From a 1951 issue of Popular Science:
From a 1951 issue of Popular Science:
From a 1952 issue of Popular Science:
I wonder which ad pulled the most?
Where did Erhard got his training? Mostly, he is self-taught. His study was undirected and accidental. In 1960 he was John Rosenberg, 25 years old, married with children. Apparently dissatisfied with his life but with no Large Group Awareness Training available to him, he did what many unhappy men have done: he abandoned his family. He left Philadelphia and went to St. Louis, changed his name, and sold cars. Some might find it interesting that a Christianìzed Jew (his parents had him baptized in the Episcopal Church) would come to identify himself with a German name. Of more interest to his transformation, however, are the books that influenced him.
Erhard was “profoundly dissatisfied with the competitive and meaningless status quo” and was deeply affected by Napoleon Hill’s Think and Grow Rich (Bartley 1978). Hill’s three basic principles are: Every achievement begins with an idea; plans call for their implementation; and what you think is what you do. Think positive, you will do positive deeds.
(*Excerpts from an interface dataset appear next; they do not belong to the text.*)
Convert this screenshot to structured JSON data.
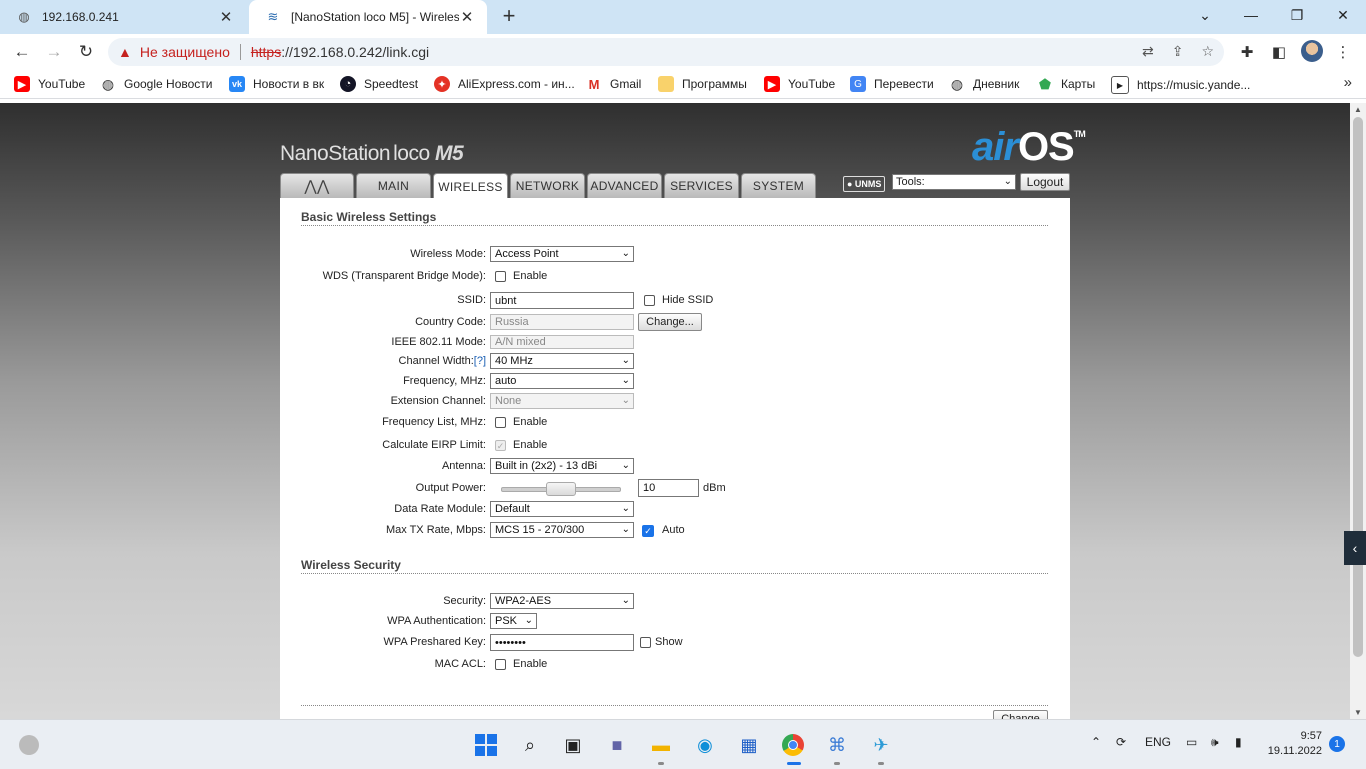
{
  "browser": {
    "tabs": [
      {
        "title": "192.168.0.241",
        "close": "✕"
      },
      {
        "title": "[NanoStation loco M5] - Wireless",
        "close": "✕"
      }
    ],
    "new_tab": "+",
    "window_controls": {
      "chevron": "⌄",
      "minimize": "—",
      "restore": "❐",
      "close": "✕"
    },
    "address": {
      "not_secure": "Не защищено",
      "url_protocol": "https",
      "url_rest": "://192.168.0.242/link.cgi"
    },
    "bookmarks": [
      {
        "label": "YouTube",
        "icon": "youtube-icon",
        "color": "#ff0000"
      },
      {
        "label": "Google Новости",
        "icon": "globe-icon",
        "color": "#333333"
      },
      {
        "label": "Новости в вк",
        "icon": "vk-icon",
        "color": "#2787f5"
      },
      {
        "label": "Speedtest",
        "icon": "speedtest-icon",
        "color": "#141526"
      },
      {
        "label": "AliExpress.com - ин...",
        "icon": "aliexpress-icon",
        "color": "#e43225"
      },
      {
        "label": "Gmail",
        "icon": "gmail-icon",
        "color": "#d93025"
      },
      {
        "label": "Программы",
        "icon": "folder-icon",
        "color": "#f9d26b"
      },
      {
        "label": "YouTube",
        "icon": "youtube-icon",
        "color": "#ff0000"
      },
      {
        "label": "Перевести",
        "icon": "translate-icon",
        "color": "#4285f4"
      },
      {
        "label": "Дневник",
        "icon": "globe-icon",
        "color": "#333333"
      },
      {
        "label": "Карты",
        "icon": "maps-icon",
        "color": "#34a853"
      },
      {
        "label": "https://music.yande...",
        "icon": "play-icon",
        "color": "#333333"
      }
    ],
    "bookmarks_more": "»"
  },
  "device": {
    "logo_name": "NanoStation",
    "logo_loco": "loco",
    "logo_model": "M5",
    "logo_air": "air",
    "logo_os": "OS",
    "logo_tm": "TM",
    "tabs": [
      "MAIN",
      "WIRELESS",
      "NETWORK",
      "ADVANCED",
      "SERVICES",
      "SYSTEM"
    ],
    "unms": "● UNMS",
    "tools_value": "Tools:",
    "logout": "Logout"
  },
  "basic": {
    "title": "Basic Wireless Settings",
    "wireless_mode": {
      "label": "Wireless Mode:",
      "value": "Access Point"
    },
    "wds": {
      "label": "WDS (Transparent Bridge Mode):",
      "text": "Enable",
      "checked": false
    },
    "ssid": {
      "label": "SSID:",
      "value": "ubnt",
      "hide_text": "Hide SSID"
    },
    "country": {
      "label": "Country Code:",
      "value": "Russia",
      "button": "Change..."
    },
    "ieee": {
      "label": "IEEE 802.11 Mode:",
      "value": "A/N mixed"
    },
    "channel_width": {
      "label": "Channel Width:",
      "help": "[?]",
      "value": "40 MHz"
    },
    "frequency": {
      "label": "Frequency, MHz:",
      "value": "auto"
    },
    "extension": {
      "label": "Extension Channel:",
      "value": "None"
    },
    "freq_list": {
      "label": "Frequency List, MHz:",
      "text": "Enable"
    },
    "eirp": {
      "label": "Calculate EIRP Limit:",
      "text": "Enable"
    },
    "antenna": {
      "label": "Antenna:",
      "value": "Built in (2x2) - 13 dBi"
    },
    "output_power": {
      "label": "Output Power:",
      "value": "10",
      "unit": "dBm",
      "level": 0.5
    },
    "data_rate": {
      "label": "Data Rate Module:",
      "value": "Default"
    },
    "max_tx": {
      "label": "Max TX Rate, Mbps:",
      "value": "MCS 15 - 270/300",
      "auto_text": "Auto"
    }
  },
  "security": {
    "title": "Wireless Security",
    "security": {
      "label": "Security:",
      "value": "WPA2-AES"
    },
    "wpa_auth": {
      "label": "WPA Authentication:",
      "value": "PSK"
    },
    "psk": {
      "label": "WPA Preshared Key:",
      "value": "••••••••",
      "show_text": "Show"
    },
    "mac_acl": {
      "label": "MAC ACL:",
      "text": "Enable"
    }
  },
  "change_button": "Change",
  "taskbar": {
    "lang": "ENG",
    "time": "9:57",
    "date": "19.11.2022",
    "notifications": "1"
  }
}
Hill also advised visualizing and selecting similar-minded friends. Hill gives good advice, but it is vague and not systematic. It doesn’t offer much to people who haven’t got a clue what their objectives are or should be. Some of his ideas can even be harmful, if not properly applied. For example, some people are taught that they should always talk positive, even if this means lying. Even if you haven’t made a sale in two years, you must put on a positive front and tell everyone that business couldn’t be better. Even if you know nothing about the product you are selling, you must praise it beyond belief. Even if you are experiencing one failure after another, you must lie to yourself and tell yourself that you are doing great. You must never blame the product for not selling. You must try harder, have more faith, and be more positive. Maybe you need to take advanced courses to help you succeed. By the time you wake up, you are bankrupt and those who were cheering you on (your sponsors) are nowhere to be found.
Bonus! An article by W. Clement Stone, who virtually resurrected Hill, from a 1973 issue of Scouting (this can’t be OCRed due to clipped text, click to enlarge):
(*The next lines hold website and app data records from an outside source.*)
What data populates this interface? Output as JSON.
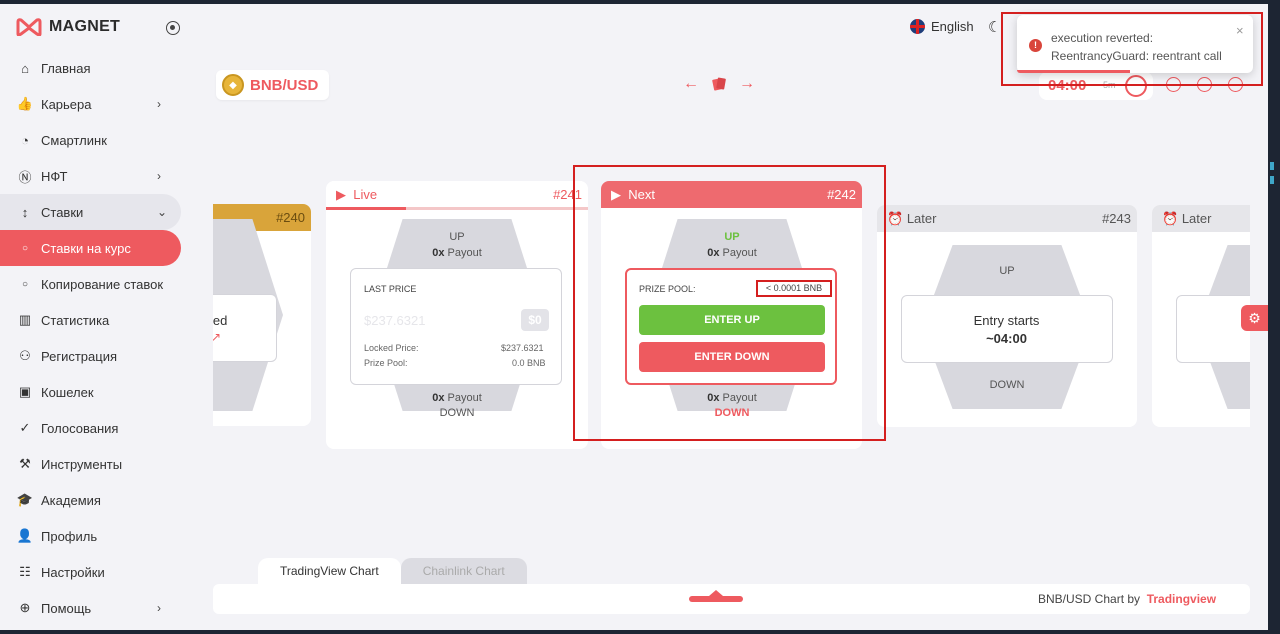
{
  "app": {
    "name": "MAGNET"
  },
  "sidebar": {
    "items": [
      {
        "label": "Главная",
        "icon": "home-icon",
        "glyph": "⌂"
      },
      {
        "label": "Карьера",
        "icon": "thumbs-up-icon",
        "glyph": "👍",
        "chevron": "›"
      },
      {
        "label": "Смартлинк",
        "icon": "glasses-icon",
        "glyph": "◔"
      },
      {
        "label": "НФТ",
        "icon": "nft-coin-icon",
        "glyph": "Ⓝ",
        "chevron": "›"
      },
      {
        "label": "Ставки",
        "icon": "updown-arrows-icon",
        "glyph": "↕",
        "chevron": "⌄"
      },
      {
        "label": "Ставки на курс",
        "icon": "circle-icon",
        "glyph": "○"
      },
      {
        "label": "Копирование ставок",
        "icon": "circle-icon",
        "glyph": "○"
      },
      {
        "label": "Статистика",
        "icon": "bar-chart-icon",
        "glyph": "▥"
      },
      {
        "label": "Регистрация",
        "icon": "user-add-icon",
        "glyph": "⚇"
      },
      {
        "label": "Кошелек",
        "icon": "wallet-icon",
        "glyph": "▣"
      },
      {
        "label": "Голосования",
        "icon": "check-icon",
        "glyph": "✓"
      },
      {
        "label": "Инструменты",
        "icon": "hammer-icon",
        "glyph": "⚒"
      },
      {
        "label": "Академия",
        "icon": "graduation-cap-icon",
        "glyph": "🎓"
      },
      {
        "label": "Профиль",
        "icon": "user-icon",
        "glyph": "👤"
      },
      {
        "label": "Настройки",
        "icon": "sliders-icon",
        "glyph": "☷"
      },
      {
        "label": "Помощь",
        "icon": "lifebuoy-icon",
        "glyph": "⊕",
        "chevron": "›"
      }
    ]
  },
  "header": {
    "pair": "BNB/USD",
    "language": "English",
    "timer": "04:00",
    "timer_unit": "5m",
    "arrow_prev": "←",
    "arrow_next": "→"
  },
  "toast": {
    "line1": "execution reverted:",
    "line2": "ReentrancyGuard: reentrant call",
    "close": "×",
    "progress": 0.48
  },
  "cards": {
    "prev": {
      "round": "#240",
      "text": "led"
    },
    "live": {
      "status": "Live",
      "round": "#241",
      "up": "UP",
      "down": "DOWN",
      "payout_up_mult": "0x",
      "payout_down_mult": "0x",
      "payout_word": "Payout",
      "last_price_label": "LAST PRICE",
      "last_price": "$237.6321",
      "change": "$0",
      "locked_label": "Locked Price:",
      "locked_value": "$237.6321",
      "pool_label": "Prize Pool:",
      "pool_value": "0.0 BNB"
    },
    "next": {
      "status": "Next",
      "round": "#242",
      "up": "UP",
      "down": "DOWN",
      "payout_up_mult": "0x",
      "payout_down_mult": "0x",
      "payout_word": "Payout",
      "pool_label": "PRIZE POOL:",
      "pool_value": "< 0.0001 BNB",
      "enter_up": "ENTER UP",
      "enter_down": "ENTER DOWN"
    },
    "later1": {
      "status": "Later",
      "round": "#243",
      "up": "UP",
      "down": "DOWN",
      "entry": "Entry starts",
      "entry_time": "~04:00"
    },
    "later2": {
      "status": "Later"
    }
  },
  "chart": {
    "tab_tradingview": "TradingView Chart",
    "tab_chainlink": "Chainlink Chart",
    "by_text": "BNB/USD Chart by",
    "by_brand": "Tradingview"
  },
  "colors": {
    "accent": "#ee5a5f",
    "green": "#6cc13f",
    "gold": "#d9a43a",
    "highlight": "#d41f1f"
  }
}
What’s odd about that article is that I didn’t know Stone was ever a Boy Scout. I had understood that he grew up poor, so how could he afford it? But I will take him at his word.
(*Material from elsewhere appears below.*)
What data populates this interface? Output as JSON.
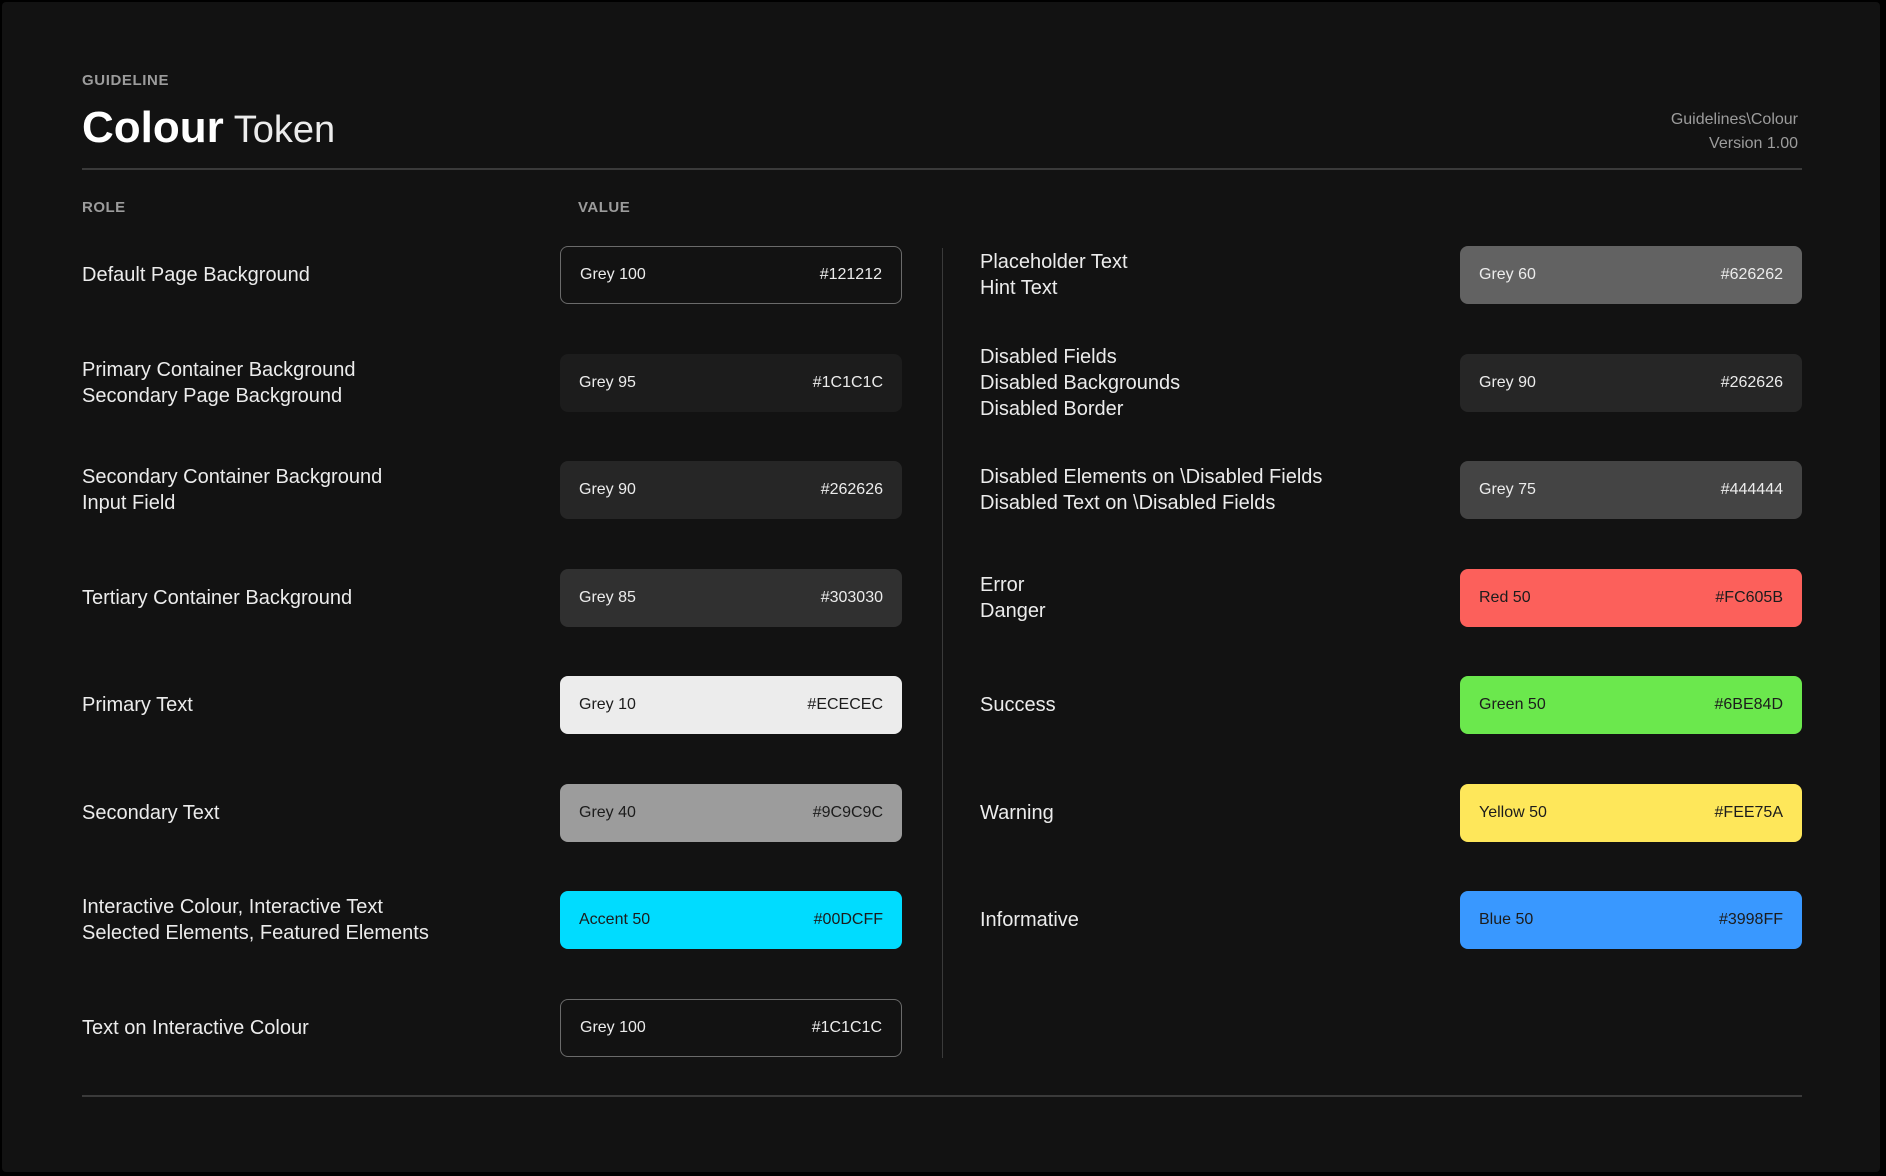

Double bonus. Bruce Lee read Napoleon Hill (and others). From a 1998 issue of Black Belt, the key passage:
One of the factors that contributed to Lee’s success was the way he drew inspiration and knowledge from a variety of people and sources. He was influenced by the work of philosophers Krishnamurti, Kahlil Gibran and Alan Watts. He was also influenced by the works of Norman Vincent Peale (author of Power of Positive Thinking), Napoleon Hill, Dr. Maxwell Maltz, W. Clement Stone, and Gyula Denes.
Click to enlarge the full article:
1921: Napoleon Hill: Not His Finest Hour
Napoleon Hill: Two Photos
Is This Napoleon Hill Book Extinct?
Rare Napoleon Hill Writings: November 1921
Rare Napoleon Hill Writings: January 1917
Rare Napoleon Hill Writings: February 1918
Rare Napoleon Hill Writings: June-July 1918
Rare Napoleon Hill Writings: August-September 1915
Rare Napoleon Hill Writings: January 1920
Rare Napoleon Hill Writings: January 1921